Research Directions in Computer Engineering

Herbert Freeman,

Rensselaer Polytechnic Institute

A National Science Foundation workshop held in Washington, D.C., November 15-16, 1981, brought together a group of leading engineers in computer technology (see box at right). Participants represented a cross section of industry and academia and came from organizations that are well distributed geographically throughout the United States.

To define the research directions for computer engineering, the group had to cope first with such issues as what computer engineering really encompassed, where it fit in modern industrial society, and what its goals should be. While participants did not believe that a clearly defined set of recommended research directions would emerge from the deliberations, they hoped that results would further understanding and progress in computer engineering and would be of benefit to research planners in industrial, academic, and governmental communities.

The National Science Foundation, a major funding source for university research in computer technology, as well as several of the research-sponsoring agencies of the Department of Defense, sent observers to the workshop's closing session.

What is computer engineering?

Computer technology is still remarkably young and because of the enormous pace at which it is developing, computer engineering has never been clearly defined.
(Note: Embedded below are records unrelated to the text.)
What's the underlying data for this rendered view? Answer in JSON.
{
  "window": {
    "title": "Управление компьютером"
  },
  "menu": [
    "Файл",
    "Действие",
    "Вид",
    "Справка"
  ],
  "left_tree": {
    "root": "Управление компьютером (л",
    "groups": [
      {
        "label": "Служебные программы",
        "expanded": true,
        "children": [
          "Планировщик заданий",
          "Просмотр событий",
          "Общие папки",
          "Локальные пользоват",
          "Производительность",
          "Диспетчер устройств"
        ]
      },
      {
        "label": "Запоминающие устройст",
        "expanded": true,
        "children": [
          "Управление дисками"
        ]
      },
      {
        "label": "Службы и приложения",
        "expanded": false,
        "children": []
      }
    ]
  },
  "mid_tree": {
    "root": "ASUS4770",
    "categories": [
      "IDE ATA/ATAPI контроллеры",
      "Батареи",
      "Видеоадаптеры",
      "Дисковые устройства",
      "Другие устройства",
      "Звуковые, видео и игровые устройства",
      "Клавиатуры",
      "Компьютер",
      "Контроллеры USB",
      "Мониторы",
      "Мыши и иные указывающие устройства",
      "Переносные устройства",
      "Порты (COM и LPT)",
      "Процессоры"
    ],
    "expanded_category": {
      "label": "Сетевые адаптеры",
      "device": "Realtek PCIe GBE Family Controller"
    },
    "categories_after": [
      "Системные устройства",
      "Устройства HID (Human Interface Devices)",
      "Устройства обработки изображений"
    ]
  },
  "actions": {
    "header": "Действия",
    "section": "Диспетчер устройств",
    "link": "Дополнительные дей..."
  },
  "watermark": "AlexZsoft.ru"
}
Modern computers date back only to the late 1940's. The computer's early development came about primarily through the pooling of efforts of two groups: applied mathematicians with a desire to use machinery to reduce the tedium of scientific computations and electrical engineers in command of a technology that permitted the construction of such machinery. The collaboration of these groups was the primary influence on computer development from the late forties to the early sixties. Throughout that period, the designers and builders of computers were predominantly electrical engineers, and the users tended to be predominantly applied mathematicians (in addition to those in the rapidly expanding business data processing community). This dichotomy in personnel was also present in the organizations that sprung up to cater to the needs of the computer professionals, with the IEEE Computer Society (under its original name, the IRE Professional Group on Electronic Computers) primarily serving the engineering segment and the Associatiron for Computing Machinery looking primarily after the applied-mathematician- user segment.

The workshop...